From before I can remember, I have wanted to go into medicine. It started with wanting to be a vet because I love animals so much. Well, that changed once my family put down my first dog and I realized I would have to do that if I became a vet.
So, I decided I would be a doctor instead. I mean the human body had always fascinated me and I grew up in and out of hospitals, so why not?
I suppose I should have known better, as I struggled to excel in high school science classes.
But, senior year I took human anatomy and physiology and, after an A on each exam, I thought, “Well if I can do this, I can do pre-PA.” By this time, I had decided that being a physician assistant was what I wanted so, I applied to Marquette as a Biomedical Sciences major on the pre-pa track.
Freshman year was a little rough, but I survived and attributed my mediocre grades and low mood to it being freshman year. I just had troubles adjusting to college courses and next year would be better. (Laugh break)
Sophomore year, I loved clinical anatomy and Dr. Cullinan, but I struggled to achieve the grades I had gotten used to senior year. And don’t even get me started on organic chemistry. Let’s just say I passed by the skin of my teeth while in the midst of a mental breakdown.
Switching majors was a decision that was a long time coming, and something that was incredibly difficult for me. I had never been able to see myself entering a field other than medicine, women’s medicine to be exact.
I had explored other fields in high school, such as computer science (thank you Mrs. Carlson) and social work, but as much as I loved those, I always came back to medicine. It was my first love. Realizing it was time to let that go felt, in a way, like a quarter-life crisis.
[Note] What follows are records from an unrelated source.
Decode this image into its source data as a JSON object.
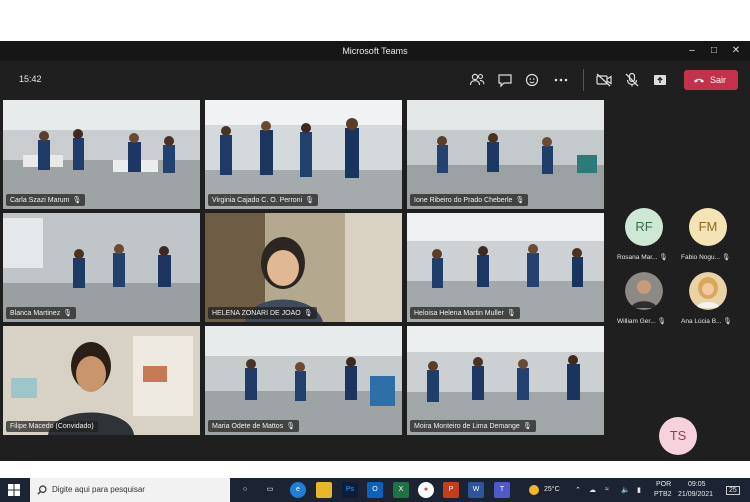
{
  "window": {
    "title": "Microsoft Teams"
  },
  "toolbar": {
    "time": "15:42",
    "leave_label": "Sair"
  },
  "participants_grid": [
    {
      "name": "Carla Szazi Marum"
    },
    {
      "name": "Virginia Cajado C. O. Perroni"
    },
    {
      "name": "Ione Ribeiro do Prado Cheberle"
    },
    {
      "name": "Blanca Martinez"
    },
    {
      "name": "HELENA ZONARI DE JOAO"
    },
    {
      "name": "Heloisa Helena Martin Muller"
    },
    {
      "name": "Filipe Macedo (Convidado)"
    },
    {
      "name": "Maria Odete de Mattos"
    },
    {
      "name": "Moira Monteiro de Lima Demange"
    }
  ],
  "side_participants": [
    {
      "initials": "RF",
      "name": "Rosana Mar...",
      "color": "#cfe8d6"
    },
    {
      "initials": "FM",
      "name": "Fabio Nogu...",
      "color": "#f4e3b5"
    },
    {
      "initials": "",
      "name": "William Ger..."
    },
    {
      "initials": "",
      "name": "Ana Lúcia B..."
    }
  ],
  "self_avatar": {
    "initials": "TS",
    "color": "#f6d3dc"
  },
  "taskbar": {
    "search_placeholder": "Digite aqui para pesquisar",
    "weather": "25°C",
    "lang": "POR",
    "layout": "PTB2",
    "time": "09:05",
    "date": "21/09/2021",
    "notifications": "25"
  },
  "colors": {
    "leave": "#c4314b",
    "frame": "#1f1f1f",
    "active_tile": "#8b8cf0"
  }
}
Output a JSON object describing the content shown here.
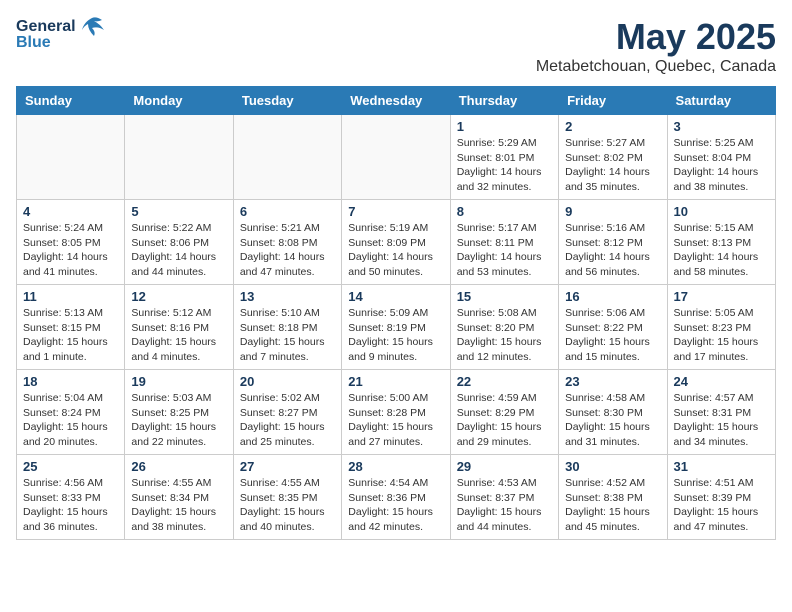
{
  "header": {
    "logo_general": "General",
    "logo_blue": "Blue",
    "title": "May 2025",
    "subtitle": "Metabetchouan, Quebec, Canada"
  },
  "days_of_week": [
    "Sunday",
    "Monday",
    "Tuesday",
    "Wednesday",
    "Thursday",
    "Friday",
    "Saturday"
  ],
  "weeks": [
    [
      {
        "day": "",
        "content": "",
        "empty": true
      },
      {
        "day": "",
        "content": "",
        "empty": true
      },
      {
        "day": "",
        "content": "",
        "empty": true
      },
      {
        "day": "",
        "content": "",
        "empty": true
      },
      {
        "day": "1",
        "content": "Sunrise: 5:29 AM\nSunset: 8:01 PM\nDaylight: 14 hours\nand 32 minutes.",
        "empty": false
      },
      {
        "day": "2",
        "content": "Sunrise: 5:27 AM\nSunset: 8:02 PM\nDaylight: 14 hours\nand 35 minutes.",
        "empty": false
      },
      {
        "day": "3",
        "content": "Sunrise: 5:25 AM\nSunset: 8:04 PM\nDaylight: 14 hours\nand 38 minutes.",
        "empty": false
      }
    ],
    [
      {
        "day": "4",
        "content": "Sunrise: 5:24 AM\nSunset: 8:05 PM\nDaylight: 14 hours\nand 41 minutes.",
        "empty": false
      },
      {
        "day": "5",
        "content": "Sunrise: 5:22 AM\nSunset: 8:06 PM\nDaylight: 14 hours\nand 44 minutes.",
        "empty": false
      },
      {
        "day": "6",
        "content": "Sunrise: 5:21 AM\nSunset: 8:08 PM\nDaylight: 14 hours\nand 47 minutes.",
        "empty": false
      },
      {
        "day": "7",
        "content": "Sunrise: 5:19 AM\nSunset: 8:09 PM\nDaylight: 14 hours\nand 50 minutes.",
        "empty": false
      },
      {
        "day": "8",
        "content": "Sunrise: 5:17 AM\nSunset: 8:11 PM\nDaylight: 14 hours\nand 53 minutes.",
        "empty": false
      },
      {
        "day": "9",
        "content": "Sunrise: 5:16 AM\nSunset: 8:12 PM\nDaylight: 14 hours\nand 56 minutes.",
        "empty": false
      },
      {
        "day": "10",
        "content": "Sunrise: 5:15 AM\nSunset: 8:13 PM\nDaylight: 14 hours\nand 58 minutes.",
        "empty": false
      }
    ],
    [
      {
        "day": "11",
        "content": "Sunrise: 5:13 AM\nSunset: 8:15 PM\nDaylight: 15 hours\nand 1 minute.",
        "empty": false
      },
      {
        "day": "12",
        "content": "Sunrise: 5:12 AM\nSunset: 8:16 PM\nDaylight: 15 hours\nand 4 minutes.",
        "empty": false
      },
      {
        "day": "13",
        "content": "Sunrise: 5:10 AM\nSunset: 8:18 PM\nDaylight: 15 hours\nand 7 minutes.",
        "empty": false
      },
      {
        "day": "14",
        "content": "Sunrise: 5:09 AM\nSunset: 8:19 PM\nDaylight: 15 hours\nand 9 minutes.",
        "empty": false
      },
      {
        "day": "15",
        "content": "Sunrise: 5:08 AM\nSunset: 8:20 PM\nDaylight: 15 hours\nand 12 minutes.",
        "empty": false
      },
      {
        "day": "16",
        "content": "Sunrise: 5:06 AM\nSunset: 8:22 PM\nDaylight: 15 hours\nand 15 minutes.",
        "empty": false
      },
      {
        "day": "17",
        "content": "Sunrise: 5:05 AM\nSunset: 8:23 PM\nDaylight: 15 hours\nand 17 minutes.",
        "empty": false
      }
    ],
    [
      {
        "day": "18",
        "content": "Sunrise: 5:04 AM\nSunset: 8:24 PM\nDaylight: 15 hours\nand 20 minutes.",
        "empty": false
      },
      {
        "day": "19",
        "content": "Sunrise: 5:03 AM\nSunset: 8:25 PM\nDaylight: 15 hours\nand 22 minutes.",
        "empty": false
      },
      {
        "day": "20",
        "content": "Sunrise: 5:02 AM\nSunset: 8:27 PM\nDaylight: 15 hours\nand 25 minutes.",
        "empty": false
      },
      {
        "day": "21",
        "content": "Sunrise: 5:00 AM\nSunset: 8:28 PM\nDaylight: 15 hours\nand 27 minutes.",
        "empty": false
      },
      {
        "day": "22",
        "content": "Sunrise: 4:59 AM\nSunset: 8:29 PM\nDaylight: 15 hours\nand 29 minutes.",
        "empty": false
      },
      {
        "day": "23",
        "content": "Sunrise: 4:58 AM\nSunset: 8:30 PM\nDaylight: 15 hours\nand 31 minutes.",
        "empty": false
      },
      {
        "day": "24",
        "content": "Sunrise: 4:57 AM\nSunset: 8:31 PM\nDaylight: 15 hours\nand 34 minutes.",
        "empty": false
      }
    ],
    [
      {
        "day": "25",
        "content": "Sunrise: 4:56 AM\nSunset: 8:33 PM\nDaylight: 15 hours\nand 36 minutes.",
        "empty": false
      },
      {
        "day": "26",
        "content": "Sunrise: 4:55 AM\nSunset: 8:34 PM\nDaylight: 15 hours\nand 38 minutes.",
        "empty": false
      },
      {
        "day": "27",
        "content": "Sunrise: 4:55 AM\nSunset: 8:35 PM\nDaylight: 15 hours\nand 40 minutes.",
        "empty": false
      },
      {
        "day": "28",
        "content": "Sunrise: 4:54 AM\nSunset: 8:36 PM\nDaylight: 15 hours\nand 42 minutes.",
        "empty": false
      },
      {
        "day": "29",
        "content": "Sunrise: 4:53 AM\nSunset: 8:37 PM\nDaylight: 15 hours\nand 44 minutes.",
        "empty": false
      },
      {
        "day": "30",
        "content": "Sunrise: 4:52 AM\nSunset: 8:38 PM\nDaylight: 15 hours\nand 45 minutes.",
        "empty": false
      },
      {
        "day": "31",
        "content": "Sunrise: 4:51 AM\nSunset: 8:39 PM\nDaylight: 15 hours\nand 47 minutes.",
        "empty": false
      }
    ]
  ]
}
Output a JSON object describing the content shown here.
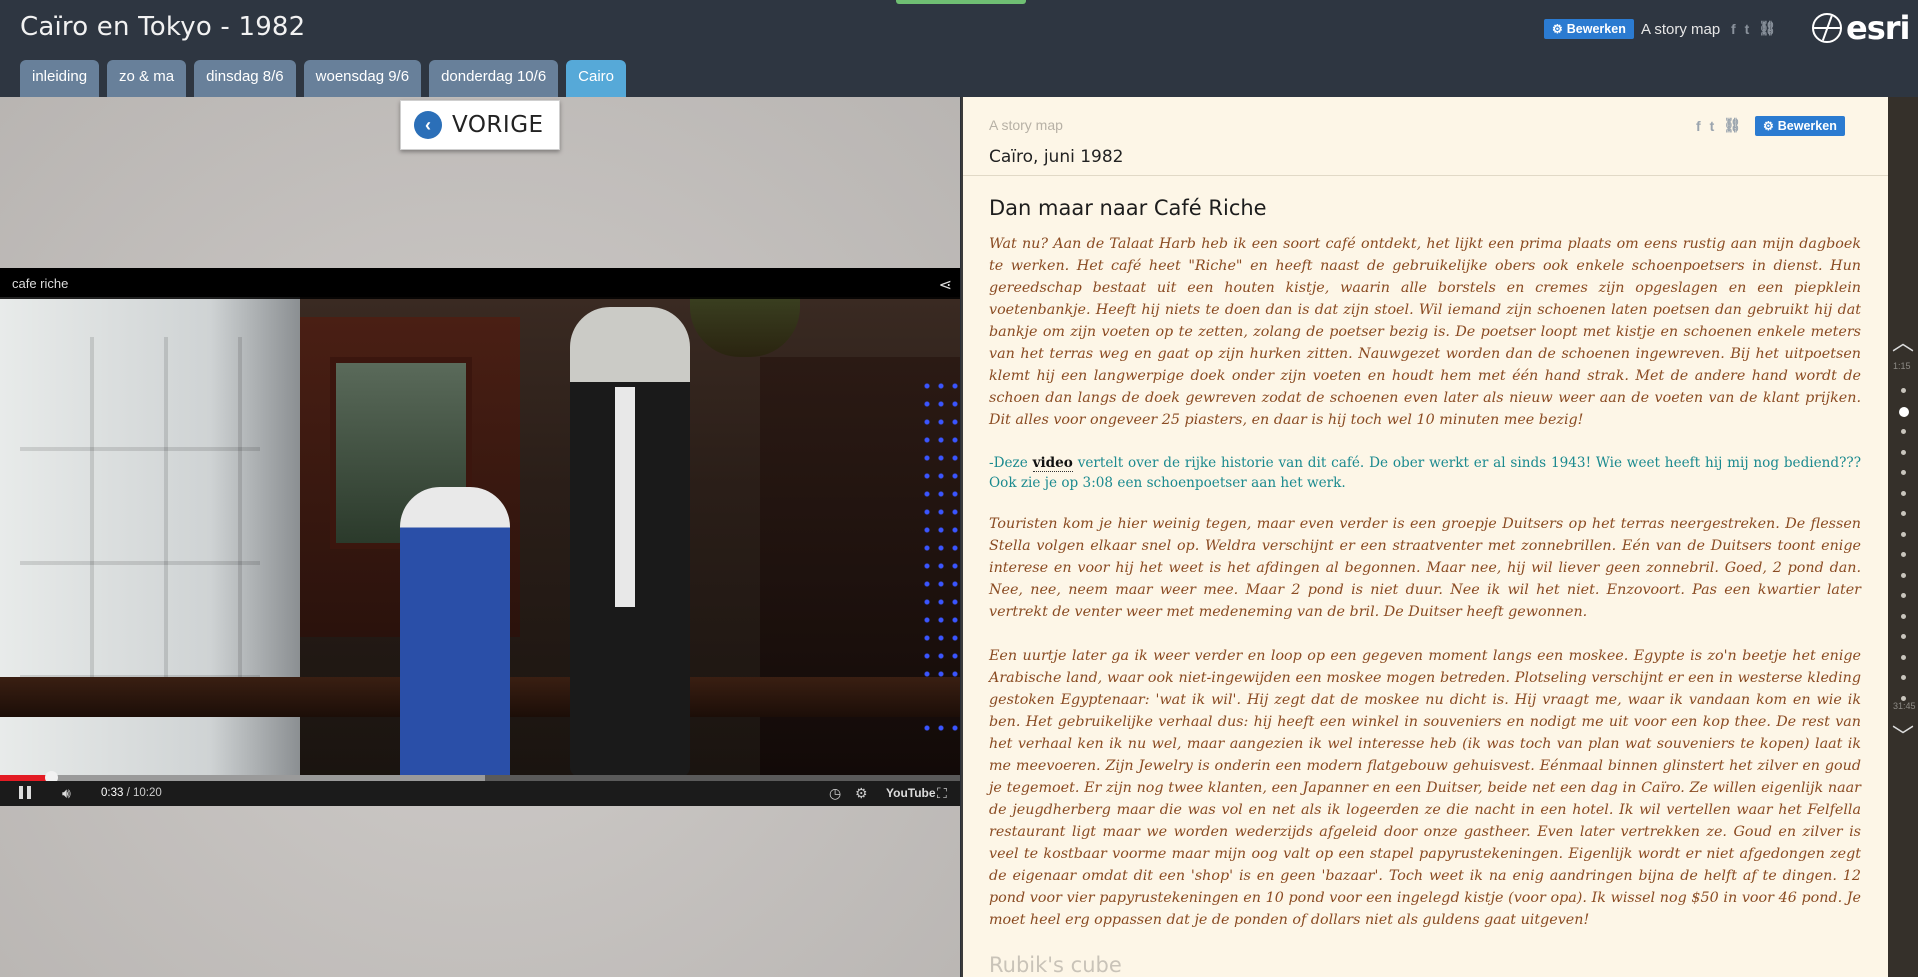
{
  "header": {
    "title": "Caïro en Tokyo - 1982",
    "edit_label": "Bewerken",
    "story_map_label": "A story map",
    "share_icons": [
      "facebook-icon",
      "twitter-icon",
      "link-icon"
    ],
    "logo_text": "esri"
  },
  "tabs": [
    {
      "label": "inleiding",
      "active": false
    },
    {
      "label": "zo & ma",
      "active": false
    },
    {
      "label": "dinsdag 8/6",
      "active": false
    },
    {
      "label": "woensdag 9/6",
      "active": false
    },
    {
      "label": "donderdag 10/6",
      "active": false
    },
    {
      "label": "Cairo",
      "active": true
    }
  ],
  "media": {
    "prev_label": "VORIGE",
    "video": {
      "title": "cafe riche",
      "current_time": "0:33",
      "duration": "10:20",
      "played_fraction": 0.053,
      "buffered_fraction": 0.505,
      "youtube_label": "YouTube"
    }
  },
  "story": {
    "subtitle": "A story map",
    "title": "Caïro, juni 1982",
    "edit_label": "Bewerken",
    "section_title": "Dan maar naar Café Riche",
    "paragraph1": "Wat nu? Aan de Talaat Harb heb ik een soort café ontdekt, het lijkt een prima plaats om eens rustig aan mijn dagboek te werken. Het café heet \"Riche\" en heeft naast de gebruikelijke obers ook enkele schoenpoetsers in dienst. Hun gereedschap bestaat uit een houten kistje, waarin alle borstels en cremes zijn opgeslagen en een piepklein voetenbankje. Heeft hij niets te doen dan is dat zijn stoel. Wil iemand zijn schoenen laten poetsen dan gebruikt hij dat bankje om zijn voeten op te zetten, zolang de poetser bezig is. De poetser loopt met kistje en schoenen enkele meters van het terras weg en gaat op zijn hurken zitten. Nauwgezet worden dan de schoenen ingewreven. Bij het uitpoetsen klemt hij een langwerpige doek onder zijn voeten en houdt hem met één hand strak. Met de andere hand wordt de schoen dan langs de doek gewreven zodat de schoenen even later als nieuw weer aan de voeten van de klant prijken. Dit alles voor ongeveer 25 piasters, en daar is hij toch wel 10 minuten mee bezig!",
    "video_note_prefix": "-Deze ",
    "video_note_link": "video",
    "video_note_suffix": " vertelt over de rijke historie van dit café. De ober werkt er al sinds 1943! Wie weet heeft hij mij nog bediend??? Ook zie je op 3:08 een schoenpoetser aan het werk.",
    "paragraph2": "Touristen kom je hier weinig tegen, maar even verder is een groepje Duitsers op het terras neergestreken. De flessen Stella volgen elkaar snel op. Weldra verschijnt er een straatventer met zonnebrillen. Eén van de Duitsers toont enige interese en voor hij het weet is het afdingen al begonnen. Maar nee, hij wil liever geen zonnebril. Goed, 2 pond dan. Nee, nee, neem maar weer mee. Maar 2 pond is niet duur. Nee ik wil het niet. Enzovoort. Pas een kwartier later vertrekt de venter weer met medeneming van de bril. De Duitser heeft gewonnen.",
    "paragraph3": "Een uurtje later ga ik weer verder en loop op een gegeven moment langs een moskee. Egypte is zo'n beetje het enige Arabische land, waar ook niet-ingewijden een moskee mogen betreden. Plotseling verschijnt er een in westerse kleding gestoken Egyptenaar: 'wat ik wil'. Hij zegt dat de moskee nu dicht is. Hij vraagt me, waar ik vandaan kom en wie ik ben. Het gebruikelijke verhaal dus: hij heeft een winkel in souveniers en nodigt me uit voor een kop thee. De rest van het verhaal ken ik nu wel, maar aangezien ik wel interesse heb (ik was toch van plan wat souveniers te kopen) laat ik me meevoeren. Zijn Jewelry is onderin een modern flatgebouw gehuisvest. Eénmaal binnen glinstert het zilver en goud je tegemoet. Er zijn nog twee klanten, een Japanner en een Duitser, beide net een dag in Caïro. Ze willen eigenlijk naar de jeugdherberg maar die was vol en net als ik logeerden ze die nacht in een hotel. Ik wil vertellen waar het Felfella restaurant ligt maar we worden wederzijds afgeleid door onze gastheer. Even later vertrekken ze. Goud en zilver is veel te kostbaar voorme maar mijn oog valt op een stapel papyrustekeningen. Eigenlijk wordt er niet afgedongen zegt de eigenaar omdat dit een 'shop' is en geen 'bazaar'. Toch weet ik na enig aandringen bijna de helft af te dingen. 12 pond voor vier papyrustekeningen en 10 pond voor een ingelegd kistje (voor opa). Ik wissel nog $50 in voor 46 pond. Je moet heel erg oppassen dat je de ponden of dollars niet als guldens gaat uitgeven!",
    "next_section_title": "Rubik's cube"
  },
  "navstrip": {
    "time_top": "1:15",
    "time_bottom": "31:45",
    "dot_count": 16,
    "active_dot": 1
  },
  "colors": {
    "header_bg": "#2e3641",
    "tab": "#68809a",
    "tab_active": "#56a9d8",
    "accent_button": "#2b7bd1",
    "story_bg": "#fdf6e7",
    "story_text": "#8a4b22",
    "note_text": "#1b8a8f",
    "progress_played": "#e31b23"
  }
}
Additionally, I had finally made friends in my major, something I had not really been able to do my freshman year. I finally had people who were in the same classes, who liked me and were willing to study alongside me. (There are too many of you to name individually, but you know who you are, and I thank you from the bottom of my heart.) Making friends has always been something I have struggled with and forcing myself to be separated academically from these new friends was very hard.
Over last winter break, I applied to transfer to the College of Arts and Sciences as a Criminology/Law Sciences and Anthropology double major. I was conditionally accepted, as long as I didn’t fail any classes, and a weight was lifted off of my shoulders. It was bittersweet. As painful as letting go of my life dream was, officially switching was probably the best decision of my college career so far.
I think that if you are having an incredibly difficult time in any pre-medical track, and it is poorly affecting your mental health, switching to a different field may be a good decision.
I can’t tell you how many times I was told this, but I really had to come to this conclusion all on my own. You probably will too.
As much as I may not want to admit it, I’m happier in criminology and anthropology. I’m enjoying all of my classes for once, and even though some of it is difficult, I love it. It also allowed me to branch out and apply for a summer job that I would never have before. This summer I’ll be working for Environment Illinois as a canvasser. Check out their website here: www.environmentillinois.org
I’d like to think that Leslie Knope would be proud.
So, if you are coming to the conclusion that maybe pre-med isn’t for you, switch. Do it sooner rather than later. You’ll be happier. It’ll be more satisfying.
It doesn’t mean you are any less than others who stayed. Being in a field that you love and are truly good at changes everything. Believe me.